ASSIGNMENT
While reading through the material below, copy each line that holds the word "juego".

START SUPPLIED INFORMATION

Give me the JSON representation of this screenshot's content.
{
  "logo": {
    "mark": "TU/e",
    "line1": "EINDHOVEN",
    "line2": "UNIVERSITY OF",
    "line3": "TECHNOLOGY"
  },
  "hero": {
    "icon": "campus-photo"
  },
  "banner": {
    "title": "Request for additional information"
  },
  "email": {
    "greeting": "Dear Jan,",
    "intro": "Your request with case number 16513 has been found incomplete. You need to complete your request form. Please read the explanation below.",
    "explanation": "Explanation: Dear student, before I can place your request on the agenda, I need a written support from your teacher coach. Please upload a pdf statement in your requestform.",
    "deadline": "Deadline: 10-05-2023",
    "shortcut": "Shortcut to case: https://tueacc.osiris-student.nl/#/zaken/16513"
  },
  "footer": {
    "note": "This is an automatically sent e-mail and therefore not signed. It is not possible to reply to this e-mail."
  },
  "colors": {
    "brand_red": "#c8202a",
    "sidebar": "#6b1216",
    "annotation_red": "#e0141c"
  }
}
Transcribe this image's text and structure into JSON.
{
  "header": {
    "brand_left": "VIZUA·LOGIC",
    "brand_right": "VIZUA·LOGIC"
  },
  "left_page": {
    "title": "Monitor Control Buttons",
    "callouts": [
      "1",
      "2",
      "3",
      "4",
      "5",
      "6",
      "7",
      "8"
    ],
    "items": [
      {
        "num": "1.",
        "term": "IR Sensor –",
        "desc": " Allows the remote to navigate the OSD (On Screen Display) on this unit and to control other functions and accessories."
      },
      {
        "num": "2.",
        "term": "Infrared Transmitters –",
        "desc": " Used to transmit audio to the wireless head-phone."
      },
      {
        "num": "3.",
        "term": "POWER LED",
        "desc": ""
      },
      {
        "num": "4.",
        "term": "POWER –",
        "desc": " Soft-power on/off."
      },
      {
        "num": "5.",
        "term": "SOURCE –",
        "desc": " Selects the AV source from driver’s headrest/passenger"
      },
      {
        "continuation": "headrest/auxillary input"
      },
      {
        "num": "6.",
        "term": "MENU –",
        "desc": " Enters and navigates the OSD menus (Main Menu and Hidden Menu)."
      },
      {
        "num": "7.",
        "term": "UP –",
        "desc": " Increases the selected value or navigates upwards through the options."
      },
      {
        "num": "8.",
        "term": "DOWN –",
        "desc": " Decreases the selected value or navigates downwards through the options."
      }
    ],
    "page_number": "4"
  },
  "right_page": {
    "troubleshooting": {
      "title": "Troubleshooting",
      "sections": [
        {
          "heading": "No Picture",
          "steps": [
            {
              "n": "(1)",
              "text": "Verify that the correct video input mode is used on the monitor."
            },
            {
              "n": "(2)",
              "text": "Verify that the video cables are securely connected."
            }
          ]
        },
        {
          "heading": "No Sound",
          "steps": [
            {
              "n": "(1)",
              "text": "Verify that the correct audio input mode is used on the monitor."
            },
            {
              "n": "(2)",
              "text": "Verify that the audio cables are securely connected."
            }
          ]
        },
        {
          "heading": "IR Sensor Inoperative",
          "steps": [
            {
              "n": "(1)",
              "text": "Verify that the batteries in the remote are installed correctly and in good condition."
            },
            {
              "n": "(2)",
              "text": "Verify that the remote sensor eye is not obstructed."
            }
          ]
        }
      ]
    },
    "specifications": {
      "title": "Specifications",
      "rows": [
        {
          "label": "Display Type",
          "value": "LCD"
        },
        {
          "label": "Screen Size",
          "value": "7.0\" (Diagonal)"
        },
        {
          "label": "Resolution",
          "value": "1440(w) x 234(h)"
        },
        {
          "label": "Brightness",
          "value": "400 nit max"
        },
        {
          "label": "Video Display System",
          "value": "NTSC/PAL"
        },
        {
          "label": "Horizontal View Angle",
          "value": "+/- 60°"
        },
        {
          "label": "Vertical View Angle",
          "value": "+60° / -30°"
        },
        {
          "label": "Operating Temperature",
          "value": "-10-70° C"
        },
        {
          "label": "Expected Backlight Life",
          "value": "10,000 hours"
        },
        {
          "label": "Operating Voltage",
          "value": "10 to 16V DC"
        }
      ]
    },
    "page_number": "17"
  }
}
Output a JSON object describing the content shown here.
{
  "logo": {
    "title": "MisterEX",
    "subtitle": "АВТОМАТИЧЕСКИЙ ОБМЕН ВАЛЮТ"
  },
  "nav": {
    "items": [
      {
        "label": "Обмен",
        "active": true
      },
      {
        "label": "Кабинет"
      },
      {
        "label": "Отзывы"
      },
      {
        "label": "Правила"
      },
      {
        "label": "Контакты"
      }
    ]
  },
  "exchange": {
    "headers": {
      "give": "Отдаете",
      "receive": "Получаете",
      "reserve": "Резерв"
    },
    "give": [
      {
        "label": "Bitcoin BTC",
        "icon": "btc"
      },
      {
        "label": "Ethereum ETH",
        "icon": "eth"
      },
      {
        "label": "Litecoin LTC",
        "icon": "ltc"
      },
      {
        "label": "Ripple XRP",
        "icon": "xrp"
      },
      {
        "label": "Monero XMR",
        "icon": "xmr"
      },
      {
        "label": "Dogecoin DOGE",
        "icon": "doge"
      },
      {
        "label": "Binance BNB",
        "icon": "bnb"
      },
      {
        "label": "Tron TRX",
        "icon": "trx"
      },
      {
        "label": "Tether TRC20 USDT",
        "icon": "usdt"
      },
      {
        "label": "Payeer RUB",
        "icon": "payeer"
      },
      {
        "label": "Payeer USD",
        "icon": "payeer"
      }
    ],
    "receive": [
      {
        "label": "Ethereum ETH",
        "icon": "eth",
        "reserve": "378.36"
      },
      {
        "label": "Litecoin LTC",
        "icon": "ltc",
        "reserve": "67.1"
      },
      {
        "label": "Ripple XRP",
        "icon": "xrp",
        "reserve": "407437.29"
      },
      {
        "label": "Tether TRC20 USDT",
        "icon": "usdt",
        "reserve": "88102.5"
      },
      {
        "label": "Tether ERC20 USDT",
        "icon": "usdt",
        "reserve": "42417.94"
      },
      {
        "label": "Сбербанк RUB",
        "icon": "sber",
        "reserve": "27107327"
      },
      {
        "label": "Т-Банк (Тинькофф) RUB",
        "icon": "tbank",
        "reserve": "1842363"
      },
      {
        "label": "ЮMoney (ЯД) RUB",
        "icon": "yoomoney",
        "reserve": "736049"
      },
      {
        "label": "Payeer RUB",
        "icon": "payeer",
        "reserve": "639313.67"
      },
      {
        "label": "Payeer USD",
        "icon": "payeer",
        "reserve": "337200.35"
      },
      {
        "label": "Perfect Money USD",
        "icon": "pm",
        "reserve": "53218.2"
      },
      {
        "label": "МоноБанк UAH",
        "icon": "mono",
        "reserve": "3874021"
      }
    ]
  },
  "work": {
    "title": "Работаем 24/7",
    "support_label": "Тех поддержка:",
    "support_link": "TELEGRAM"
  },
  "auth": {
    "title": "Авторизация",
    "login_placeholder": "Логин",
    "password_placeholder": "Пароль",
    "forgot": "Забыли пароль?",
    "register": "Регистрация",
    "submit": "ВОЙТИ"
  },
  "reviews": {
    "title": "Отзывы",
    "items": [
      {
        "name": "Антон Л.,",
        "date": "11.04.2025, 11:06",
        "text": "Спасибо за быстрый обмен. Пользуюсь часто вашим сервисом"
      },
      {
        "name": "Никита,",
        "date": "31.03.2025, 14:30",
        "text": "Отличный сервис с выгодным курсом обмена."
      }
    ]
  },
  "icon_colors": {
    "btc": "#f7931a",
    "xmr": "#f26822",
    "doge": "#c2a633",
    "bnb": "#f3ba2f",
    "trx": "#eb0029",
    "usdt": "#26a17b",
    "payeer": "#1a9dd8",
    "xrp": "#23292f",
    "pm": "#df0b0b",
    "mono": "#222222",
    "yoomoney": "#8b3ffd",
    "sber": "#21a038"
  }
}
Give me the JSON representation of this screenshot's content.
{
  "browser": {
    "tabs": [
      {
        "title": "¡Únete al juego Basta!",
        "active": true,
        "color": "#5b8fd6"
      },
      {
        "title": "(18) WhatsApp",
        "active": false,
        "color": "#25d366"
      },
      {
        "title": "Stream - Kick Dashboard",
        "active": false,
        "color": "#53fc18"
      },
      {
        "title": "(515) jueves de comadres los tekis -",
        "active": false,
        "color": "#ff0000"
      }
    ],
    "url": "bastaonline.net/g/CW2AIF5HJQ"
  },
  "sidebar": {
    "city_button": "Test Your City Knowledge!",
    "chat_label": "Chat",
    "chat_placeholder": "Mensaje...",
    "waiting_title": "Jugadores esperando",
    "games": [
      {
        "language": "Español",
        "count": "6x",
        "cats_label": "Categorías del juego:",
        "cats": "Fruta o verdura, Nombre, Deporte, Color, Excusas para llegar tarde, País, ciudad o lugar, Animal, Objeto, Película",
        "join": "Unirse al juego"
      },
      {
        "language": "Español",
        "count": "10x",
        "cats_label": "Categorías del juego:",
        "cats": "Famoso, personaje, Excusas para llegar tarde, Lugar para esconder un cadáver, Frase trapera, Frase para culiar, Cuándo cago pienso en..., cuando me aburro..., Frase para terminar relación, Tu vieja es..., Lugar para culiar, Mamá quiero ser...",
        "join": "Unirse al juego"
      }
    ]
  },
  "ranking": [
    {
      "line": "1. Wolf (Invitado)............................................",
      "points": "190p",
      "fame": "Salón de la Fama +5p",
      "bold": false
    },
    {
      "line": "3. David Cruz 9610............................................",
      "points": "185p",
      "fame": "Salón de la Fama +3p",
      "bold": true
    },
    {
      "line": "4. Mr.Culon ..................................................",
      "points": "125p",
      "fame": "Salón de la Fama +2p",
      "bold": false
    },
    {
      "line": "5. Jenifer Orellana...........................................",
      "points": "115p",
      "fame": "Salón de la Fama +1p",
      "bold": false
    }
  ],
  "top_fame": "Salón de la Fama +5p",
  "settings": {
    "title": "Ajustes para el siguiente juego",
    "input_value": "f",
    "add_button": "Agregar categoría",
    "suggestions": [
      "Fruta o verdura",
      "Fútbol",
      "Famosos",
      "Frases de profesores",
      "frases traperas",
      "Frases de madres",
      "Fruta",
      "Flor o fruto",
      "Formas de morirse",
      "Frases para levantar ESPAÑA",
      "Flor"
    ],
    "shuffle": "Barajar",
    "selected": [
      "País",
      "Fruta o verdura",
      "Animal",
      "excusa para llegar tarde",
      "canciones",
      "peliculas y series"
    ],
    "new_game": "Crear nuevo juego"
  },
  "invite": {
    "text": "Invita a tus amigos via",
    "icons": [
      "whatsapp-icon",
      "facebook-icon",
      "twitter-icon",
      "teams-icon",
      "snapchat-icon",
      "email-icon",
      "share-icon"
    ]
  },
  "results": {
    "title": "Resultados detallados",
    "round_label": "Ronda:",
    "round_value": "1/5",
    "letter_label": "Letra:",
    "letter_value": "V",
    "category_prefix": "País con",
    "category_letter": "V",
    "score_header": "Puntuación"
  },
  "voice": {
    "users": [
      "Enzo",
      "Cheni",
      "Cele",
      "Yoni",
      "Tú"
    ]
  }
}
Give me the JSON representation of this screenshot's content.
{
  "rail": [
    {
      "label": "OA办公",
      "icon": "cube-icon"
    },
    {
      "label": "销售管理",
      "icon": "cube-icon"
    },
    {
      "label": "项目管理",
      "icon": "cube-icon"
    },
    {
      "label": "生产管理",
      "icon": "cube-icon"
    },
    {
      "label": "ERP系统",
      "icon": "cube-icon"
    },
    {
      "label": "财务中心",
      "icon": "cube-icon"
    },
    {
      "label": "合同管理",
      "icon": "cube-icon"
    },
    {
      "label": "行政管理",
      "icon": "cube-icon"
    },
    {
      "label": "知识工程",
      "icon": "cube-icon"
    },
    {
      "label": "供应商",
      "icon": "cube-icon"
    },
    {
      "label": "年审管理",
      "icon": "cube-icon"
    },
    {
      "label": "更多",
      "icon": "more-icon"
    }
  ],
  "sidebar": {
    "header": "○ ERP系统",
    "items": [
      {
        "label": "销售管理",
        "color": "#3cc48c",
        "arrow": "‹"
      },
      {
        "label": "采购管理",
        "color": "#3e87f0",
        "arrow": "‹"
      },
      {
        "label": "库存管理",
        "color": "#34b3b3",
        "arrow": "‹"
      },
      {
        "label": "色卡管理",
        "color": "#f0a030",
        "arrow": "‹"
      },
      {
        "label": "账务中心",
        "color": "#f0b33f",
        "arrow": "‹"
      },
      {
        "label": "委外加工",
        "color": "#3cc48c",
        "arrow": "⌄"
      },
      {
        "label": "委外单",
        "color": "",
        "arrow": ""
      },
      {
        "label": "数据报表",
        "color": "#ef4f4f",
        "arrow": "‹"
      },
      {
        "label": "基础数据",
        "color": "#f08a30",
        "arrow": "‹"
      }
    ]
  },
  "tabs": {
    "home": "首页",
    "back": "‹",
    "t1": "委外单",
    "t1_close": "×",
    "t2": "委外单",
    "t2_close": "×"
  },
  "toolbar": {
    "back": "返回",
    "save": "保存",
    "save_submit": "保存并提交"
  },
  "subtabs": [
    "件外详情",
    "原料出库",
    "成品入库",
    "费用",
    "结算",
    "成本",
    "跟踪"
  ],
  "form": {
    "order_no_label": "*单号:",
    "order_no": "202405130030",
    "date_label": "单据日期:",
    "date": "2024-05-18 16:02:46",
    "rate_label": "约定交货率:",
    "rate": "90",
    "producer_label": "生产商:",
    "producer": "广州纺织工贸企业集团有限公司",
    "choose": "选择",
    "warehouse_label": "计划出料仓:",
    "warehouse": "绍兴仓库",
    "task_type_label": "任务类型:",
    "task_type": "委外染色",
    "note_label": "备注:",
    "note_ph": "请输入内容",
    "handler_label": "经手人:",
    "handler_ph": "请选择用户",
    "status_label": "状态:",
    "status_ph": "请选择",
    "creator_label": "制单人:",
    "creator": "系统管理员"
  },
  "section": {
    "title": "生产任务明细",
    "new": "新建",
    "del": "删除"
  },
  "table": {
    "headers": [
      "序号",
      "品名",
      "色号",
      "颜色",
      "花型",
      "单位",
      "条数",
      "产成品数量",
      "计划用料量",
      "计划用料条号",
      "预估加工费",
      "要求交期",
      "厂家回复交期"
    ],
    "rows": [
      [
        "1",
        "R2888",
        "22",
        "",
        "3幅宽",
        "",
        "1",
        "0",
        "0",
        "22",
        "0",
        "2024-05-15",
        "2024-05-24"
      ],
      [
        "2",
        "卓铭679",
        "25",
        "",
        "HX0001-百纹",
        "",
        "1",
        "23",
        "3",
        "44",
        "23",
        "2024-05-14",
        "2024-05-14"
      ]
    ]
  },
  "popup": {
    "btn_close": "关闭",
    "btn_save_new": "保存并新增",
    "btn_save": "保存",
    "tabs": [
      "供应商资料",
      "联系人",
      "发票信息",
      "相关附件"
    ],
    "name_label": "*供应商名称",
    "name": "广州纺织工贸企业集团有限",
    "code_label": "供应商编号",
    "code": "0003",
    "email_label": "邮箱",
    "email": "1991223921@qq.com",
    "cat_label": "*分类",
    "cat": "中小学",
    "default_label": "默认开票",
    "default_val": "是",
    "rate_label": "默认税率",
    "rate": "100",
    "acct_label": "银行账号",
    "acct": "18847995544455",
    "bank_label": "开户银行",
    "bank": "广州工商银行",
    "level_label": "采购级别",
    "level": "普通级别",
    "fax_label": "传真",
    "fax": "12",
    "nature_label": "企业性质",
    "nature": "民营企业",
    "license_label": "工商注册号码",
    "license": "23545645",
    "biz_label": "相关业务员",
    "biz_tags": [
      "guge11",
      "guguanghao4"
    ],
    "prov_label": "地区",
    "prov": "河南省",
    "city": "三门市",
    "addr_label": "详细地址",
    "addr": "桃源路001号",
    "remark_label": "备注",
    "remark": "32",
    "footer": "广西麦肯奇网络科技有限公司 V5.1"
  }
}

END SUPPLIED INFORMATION

EXERCISE OUTPUT
        "title": "¡Únete al juego Basta!",
        "cats_label": "Categorías del juego:",
        "join": "Unirse al juego"
        "cats_label": "Categorías del juego:",
        "join": "Unirse al juego"
    "title": "Ajustes para el siguiente juego",
    "new_game": "Crear nuevo juego"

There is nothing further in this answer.